There were certain pieces of mine that were licensed into the film that touched on those instruments so we had a starting point instrumentation-wise. I think their addition helps bring the score away from any genre, which was part of the goal here. We were never going for overt references – nothing too on the nose – and the story isn’t just about country or rural life. It’s a universal story of aging and memory within a family. The main characters are a mechanic, a hi-fi salesmen, a beautician and a TV news anchor. They’re once or twice removed from farmers and the more classic rural characters. It’s true that they are traveling through the heartland and exploring their rural roots. So the landscape and towns we see are part and parcel of that. But my hope is that the score reflects all of this rather than just the country side of things.
Were the sessions for “Nebraska” more like playing with your band than scoring a film?
I wouldn’t say so. It’s not like i had a kind of carte blanche to jam along with picture and see what happened. Our music editor and score producer Richard ford and I had a real clear sense going into the scoring sessions what was happening when, and how. But that being said, I did rely on Rob and Carla’s natural abilities. We’ve been working together for over 20 years, and have been friends since we were children. They’re both fantastic improvisers so even though notes are on the page, I try to leave some room to take advantage of their skills. In general, I’d say I’m more drawn to this kind of music making when possible.

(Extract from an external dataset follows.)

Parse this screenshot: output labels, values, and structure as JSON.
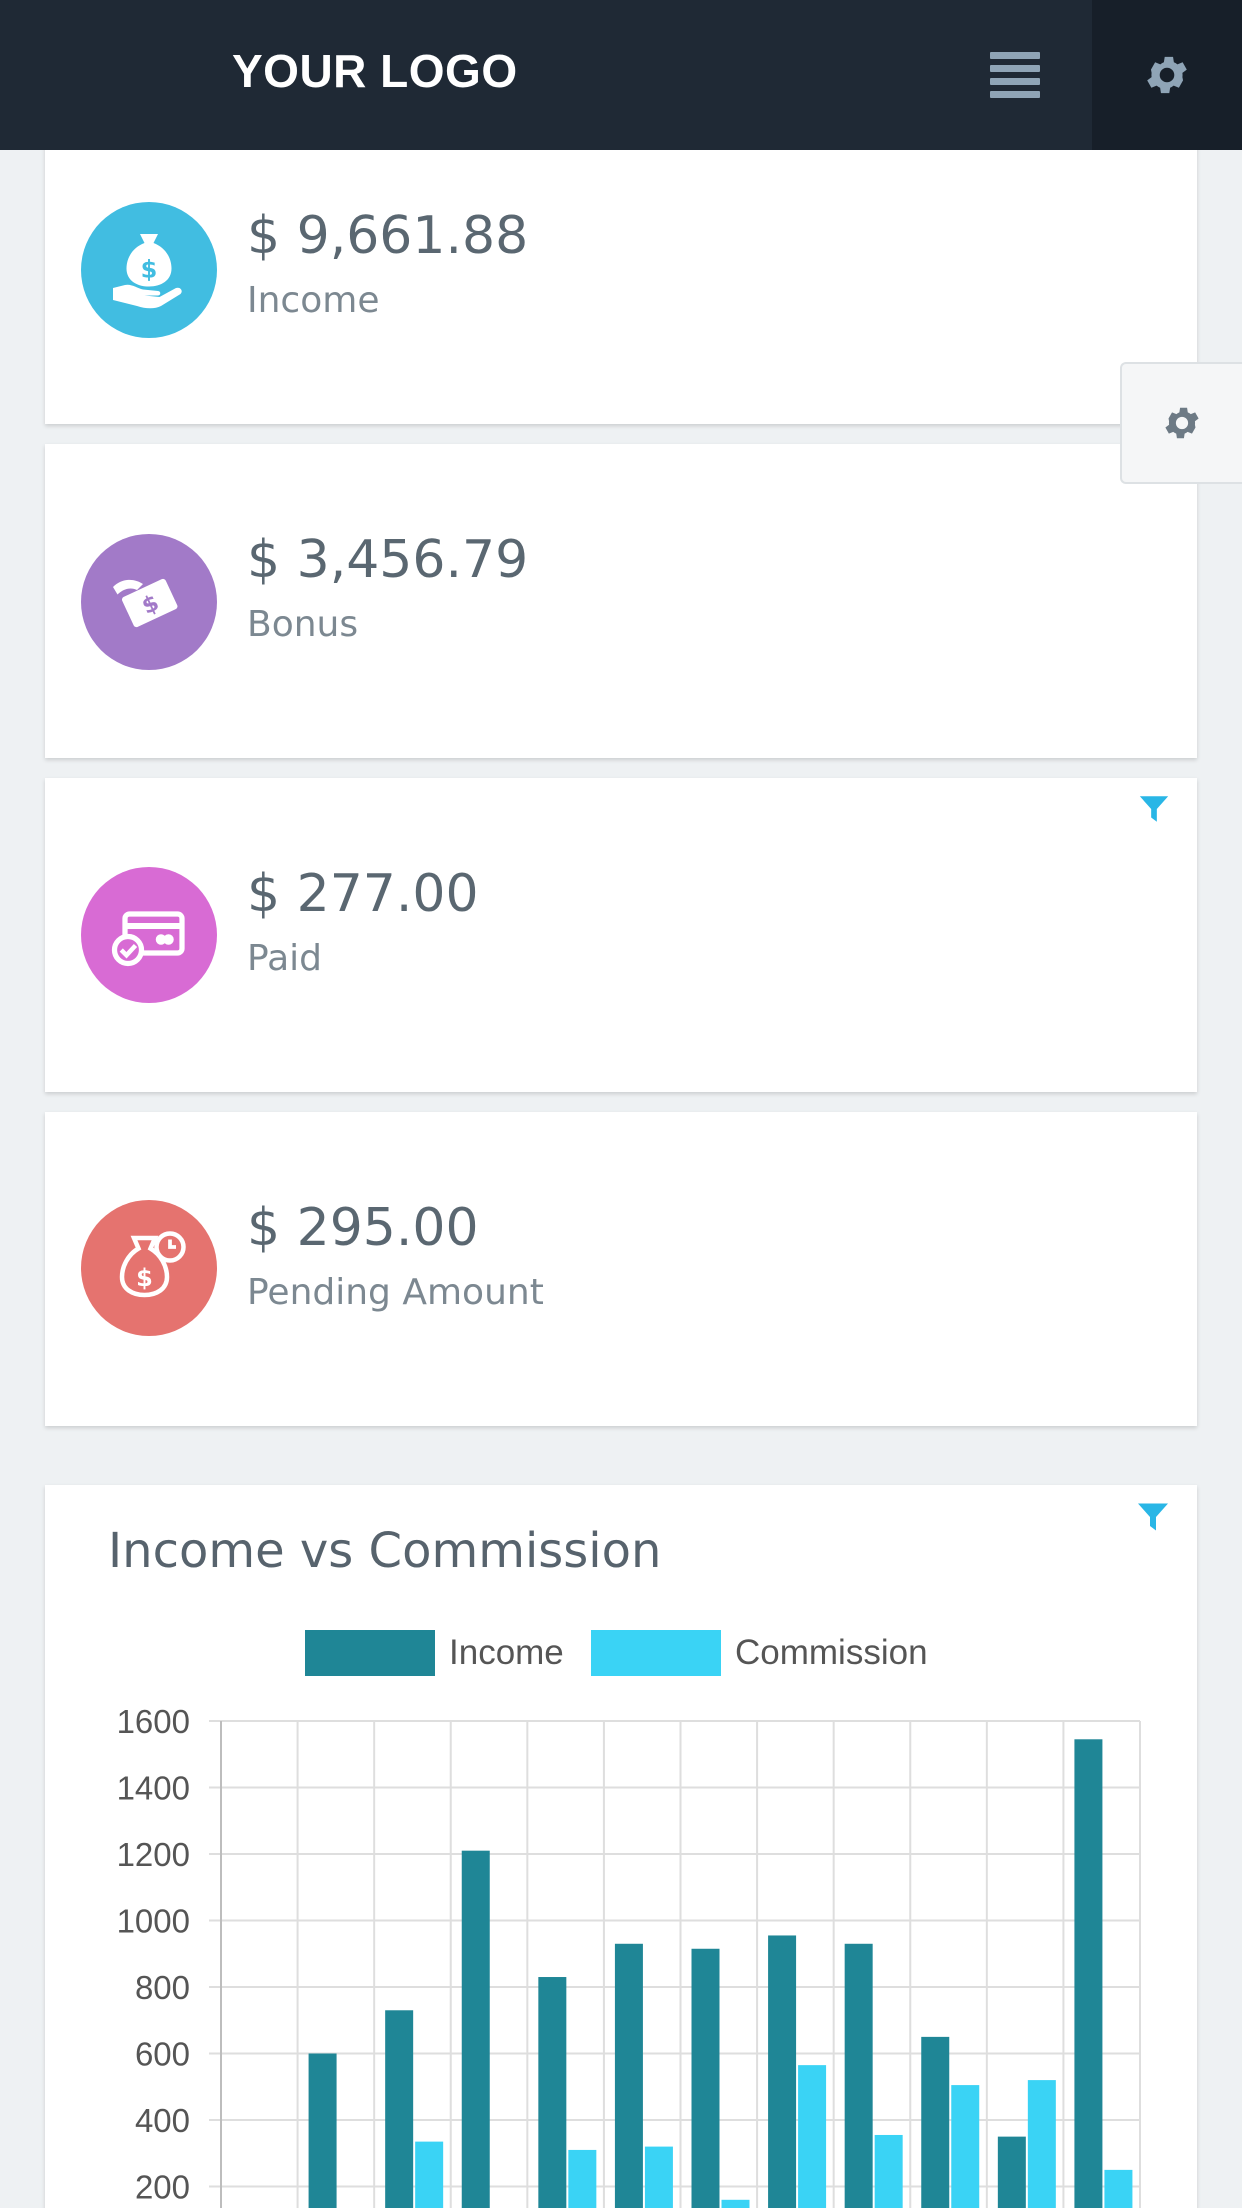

Did you ever take any road trips that inspired you for this score?
I toured as an engineer both nationally and internationally for years mixing for musicians like Bill Frisell, The Lounge Lizards and Mr. Bungle. Then Tin Hat got signed and i began touring again with my own group. I’ve driven out 3 cars to over 300,000 miles. I write when i travel, and have a simple mobile rig that’s battery powered. I have a kind of singing shorthand that I use so it’s hands-free. So I’d say road trips have always been inspirational for me. I still will hit the road to clear my head and work on material, though in Portland that’s more often on my bike these days.
Do you think the score’s relatively simple approach makes the movie more emotional?

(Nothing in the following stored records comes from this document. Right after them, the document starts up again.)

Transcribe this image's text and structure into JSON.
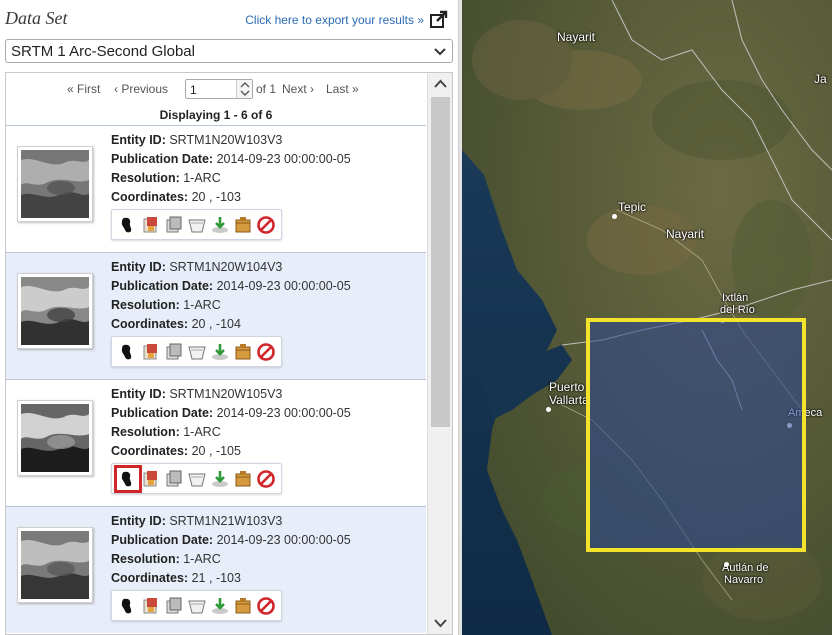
{
  "header": {
    "title": "Data Set",
    "export_link": "Click here to export your results »"
  },
  "dataset": {
    "selected": "SRTM 1 Arc-Second Global"
  },
  "pager": {
    "first": "« First",
    "previous": "‹ Previous",
    "page_value": "1",
    "of": "of 1",
    "next": "Next ›",
    "last": "Last »",
    "displaying": "Displaying 1 - 6 of 6"
  },
  "labels": {
    "entity": "Entity ID:",
    "pubdate": "Publication Date:",
    "resolution": "Resolution:",
    "coords": "Coordinates:"
  },
  "results": [
    {
      "entity_id": "SRTM1N20W103V3",
      "pub_date": "2014-09-23 00:00:00-05",
      "resolution": "1-ARC",
      "coordinates": "20 , -103"
    },
    {
      "entity_id": "SRTM1N20W104V3",
      "pub_date": "2014-09-23 00:00:00-05",
      "resolution": "1-ARC",
      "coordinates": "20 , -104"
    },
    {
      "entity_id": "SRTM1N20W105V3",
      "pub_date": "2014-09-23 00:00:00-05",
      "resolution": "1-ARC",
      "coordinates": "20 , -105"
    },
    {
      "entity_id": "SRTM1N21W103V3",
      "pub_date": "2014-09-23 00:00:00-05",
      "resolution": "1-ARC",
      "coordinates": "21 , -103"
    }
  ],
  "toolbar_icons": [
    "footprint-icon",
    "overlay-icon",
    "compare-icon",
    "exclude-icon",
    "download-icon",
    "order-icon",
    "remove-icon"
  ],
  "map": {
    "labels": {
      "nayarit_top": "Nayarit",
      "tepic": "Tepic",
      "nayarit_mid": "Nayarit",
      "ixtlan1": "Ixtlán",
      "ixtlan2": "del Río",
      "puerto1": "Puerto",
      "puerto2": "Vallarta",
      "ameca": "Ameca",
      "autlan1": "Autlán de",
      "autlan2": "Navarro",
      "edge": "Ja"
    }
  },
  "colors": {
    "link": "#2c6bb5",
    "item_alt_bg": "#e8eef9",
    "selected_outline": "#d0262b",
    "footprint": "#f3e32a"
  }
}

I think that the simpler approach does help you connect to the characters and stay with them, Maybe that helps connect to what they’re going through emotionally.

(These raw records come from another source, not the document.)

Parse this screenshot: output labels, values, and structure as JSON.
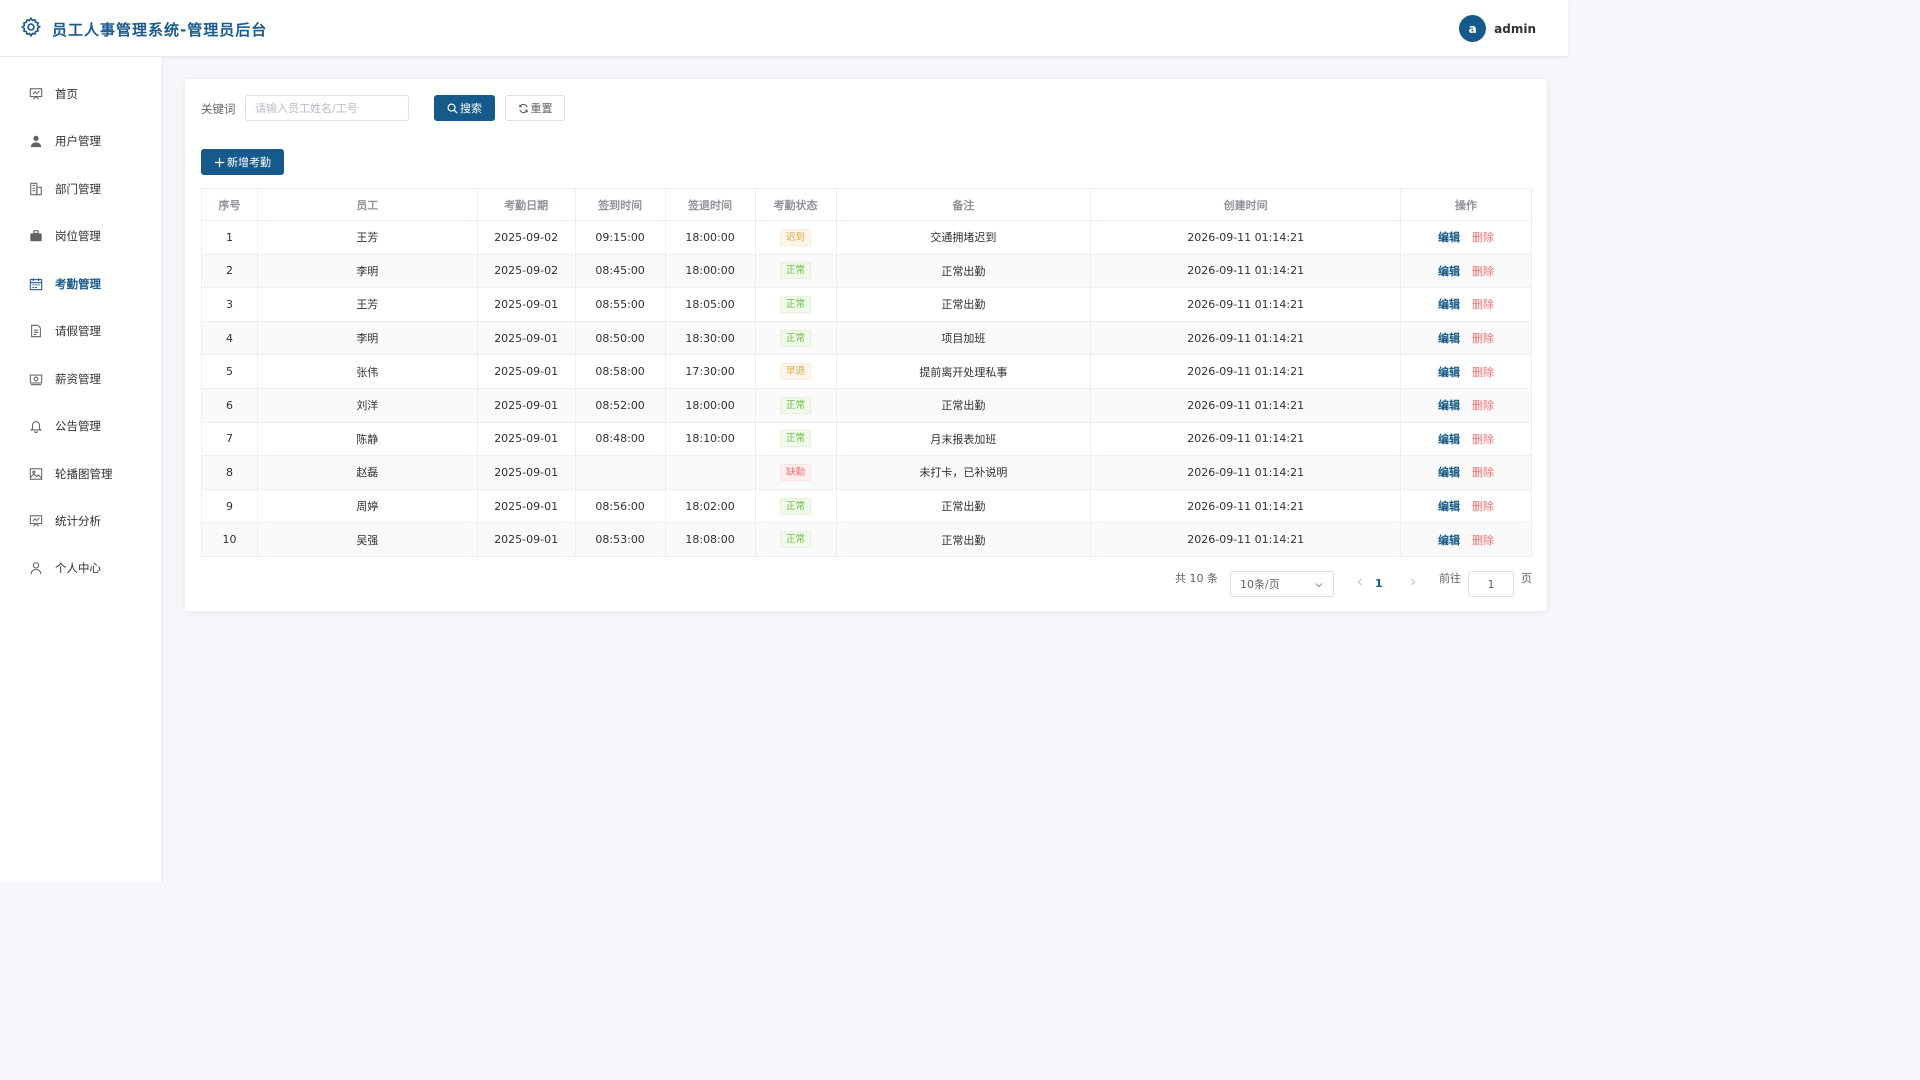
{
  "header": {
    "title": "员工人事管理系统-管理员后台",
    "avatar_letter": "a",
    "username": "admin"
  },
  "sidebar": {
    "items": [
      {
        "label": "首页",
        "icon": "presentation-icon"
      },
      {
        "label": "用户管理",
        "icon": "user-icon"
      },
      {
        "label": "部门管理",
        "icon": "building-icon"
      },
      {
        "label": "岗位管理",
        "icon": "briefcase-icon"
      },
      {
        "label": "考勤管理",
        "icon": "calendar-icon",
        "active": true
      },
      {
        "label": "请假管理",
        "icon": "document-icon"
      },
      {
        "label": "薪资管理",
        "icon": "money-icon"
      },
      {
        "label": "公告管理",
        "icon": "bell-icon"
      },
      {
        "label": "轮播图管理",
        "icon": "picture-icon"
      },
      {
        "label": "统计分析",
        "icon": "presentation-icon"
      },
      {
        "label": "个人中心",
        "icon": "user-outline-icon"
      }
    ]
  },
  "search": {
    "label": "关键词",
    "placeholder": "请输入员工姓名/工号",
    "value": "",
    "search_label": "搜索",
    "reset_label": "重置"
  },
  "toolbar": {
    "add_label": "新增考勤"
  },
  "table": {
    "columns": [
      "序号",
      "员工",
      "考勤日期",
      "签到时间",
      "签退时间",
      "考勤状态",
      "备注",
      "创建时间",
      "操作"
    ],
    "rows": [
      {
        "no": "1",
        "employee": "王芳",
        "date": "2025-09-02",
        "checkin": "09:15:00",
        "checkout": "18:00:00",
        "status": "迟到",
        "status_type": "warn",
        "note": "交通拥堵迟到",
        "created": "2026-09-11 01:14:21"
      },
      {
        "no": "2",
        "employee": "李明",
        "date": "2025-09-02",
        "checkin": "08:45:00",
        "checkout": "18:00:00",
        "status": "正常",
        "status_type": "ok",
        "note": "正常出勤",
        "created": "2026-09-11 01:14:21"
      },
      {
        "no": "3",
        "employee": "王芳",
        "date": "2025-09-01",
        "checkin": "08:55:00",
        "checkout": "18:05:00",
        "status": "正常",
        "status_type": "ok",
        "note": "正常出勤",
        "created": "2026-09-11 01:14:21"
      },
      {
        "no": "4",
        "employee": "李明",
        "date": "2025-09-01",
        "checkin": "08:50:00",
        "checkout": "18:30:00",
        "status": "正常",
        "status_type": "ok",
        "note": "项目加班",
        "created": "2026-09-11 01:14:21"
      },
      {
        "no": "5",
        "employee": "张伟",
        "date": "2025-09-01",
        "checkin": "08:58:00",
        "checkout": "17:30:00",
        "status": "早退",
        "status_type": "warn",
        "note": "提前离开处理私事",
        "created": "2026-09-11 01:14:21"
      },
      {
        "no": "6",
        "employee": "刘洋",
        "date": "2025-09-01",
        "checkin": "08:52:00",
        "checkout": "18:00:00",
        "status": "正常",
        "status_type": "ok",
        "note": "正常出勤",
        "created": "2026-09-11 01:14:21"
      },
      {
        "no": "7",
        "employee": "陈静",
        "date": "2025-09-01",
        "checkin": "08:48:00",
        "checkout": "18:10:00",
        "status": "正常",
        "status_type": "ok",
        "note": "月末报表加班",
        "created": "2026-09-11 01:14:21"
      },
      {
        "no": "8",
        "employee": "赵磊",
        "date": "2025-09-01",
        "checkin": "",
        "checkout": "",
        "status": "缺勤",
        "status_type": "err",
        "note": "未打卡，已补说明",
        "created": "2026-09-11 01:14:21"
      },
      {
        "no": "9",
        "employee": "周婷",
        "date": "2025-09-01",
        "checkin": "08:56:00",
        "checkout": "18:02:00",
        "status": "正常",
        "status_type": "ok",
        "note": "正常出勤",
        "created": "2026-09-11 01:14:21"
      },
      {
        "no": "10",
        "employee": "吴强",
        "date": "2025-09-01",
        "checkin": "08:53:00",
        "checkout": "18:08:00",
        "status": "正常",
        "status_type": "ok",
        "note": "正常出勤",
        "created": "2026-09-11 01:14:21"
      }
    ],
    "edit_label": "编辑",
    "delete_label": "删除"
  },
  "pagination": {
    "total_text": "共 10 条",
    "page_size": "10条/页",
    "current_page": "1",
    "goto_label": "前往",
    "goto_value": "1",
    "page_suffix": "页"
  },
  "colors": {
    "primary": "#155a8a",
    "danger": "#f56c6c",
    "success": "#67c23a",
    "warning": "#e6a23c"
  }
}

Were you ever worried about the score being too much of a downer, especially given the depressing subject matter of people trapped in dead-end lives?
I guess i don’t see it that way. I think of this as a redemptive film, and a film about what the loss of memory and aging means to the younger generation. There’s also David’s slow realization of who his father really is, as seen through the eyes of his old “friends” and Woody’s hometown. The character’s quixotic quest is just the vehicle for those realizations.
With Woody only talking whenever he has to, how important was it for your music to reflect the “buried” good guy that might lie underneath his bluster? And what do you think the score says about having an impossible dream that everyone else laughs at your for?
I hope that the score starts neutral and takes on emotion as the film progresses. I think that’s the advantage of having gone with a more thematic score, as the return of a theme means something different as the characters develop. I think there’s also an innocence in parts of the score that works well with Woody’s dementia-sponsored childlike moments. But at the same time it’s hopeful. With all of that said, I think letting the brilliant script, acting, and directing work for themselves is what made the best sense – rather than emotionally leading anyone with score.
How long do you think you’d last on a road trip with Woody?
I’ve toured with worse. My Spanish driver on Tin Hat’s first Blue Note tour makes Woody seem like a sweetheart.
Buy Mark Orton’s score to “Nebraska” HERE
Visit Mark Orton’s website HERE